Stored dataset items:
........
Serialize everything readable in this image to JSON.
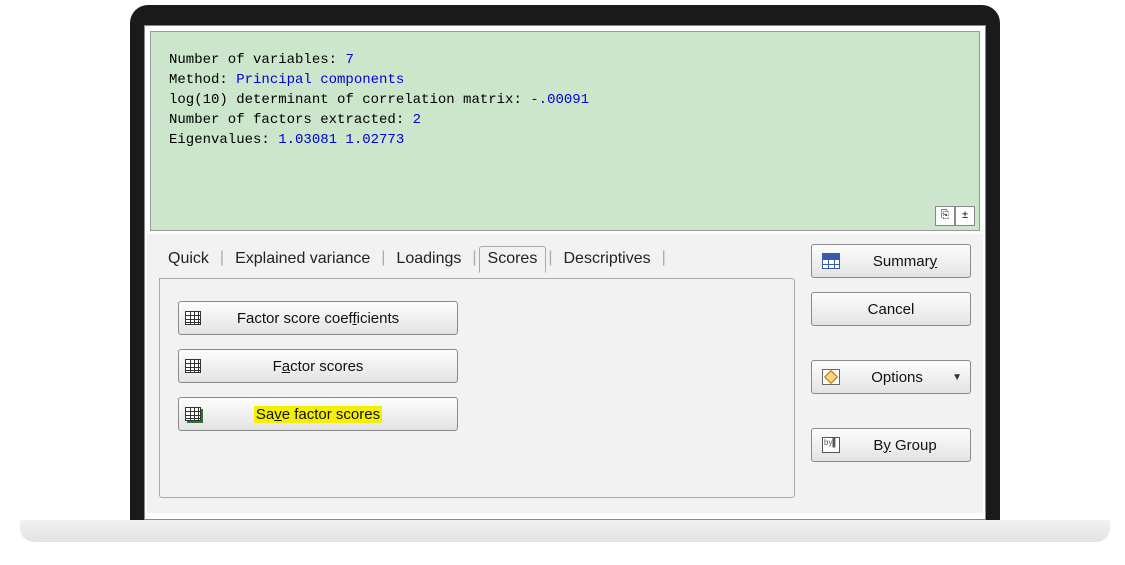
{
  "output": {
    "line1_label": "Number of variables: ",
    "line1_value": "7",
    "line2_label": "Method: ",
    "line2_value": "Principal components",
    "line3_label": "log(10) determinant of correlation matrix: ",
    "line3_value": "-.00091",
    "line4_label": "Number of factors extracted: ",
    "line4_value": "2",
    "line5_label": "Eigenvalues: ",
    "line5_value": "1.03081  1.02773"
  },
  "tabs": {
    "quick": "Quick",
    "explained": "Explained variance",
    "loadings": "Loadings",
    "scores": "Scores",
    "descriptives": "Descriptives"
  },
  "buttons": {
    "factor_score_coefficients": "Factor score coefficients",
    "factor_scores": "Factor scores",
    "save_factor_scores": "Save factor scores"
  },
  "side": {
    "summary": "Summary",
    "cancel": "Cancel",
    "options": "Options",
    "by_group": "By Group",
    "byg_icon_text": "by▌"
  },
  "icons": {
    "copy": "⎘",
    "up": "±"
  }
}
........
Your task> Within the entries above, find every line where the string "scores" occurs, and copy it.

Output for this task>
    "scores": "Scores",
    "factor_scores": "Factor scores",
    "save_factor_scores": "Save factor scores"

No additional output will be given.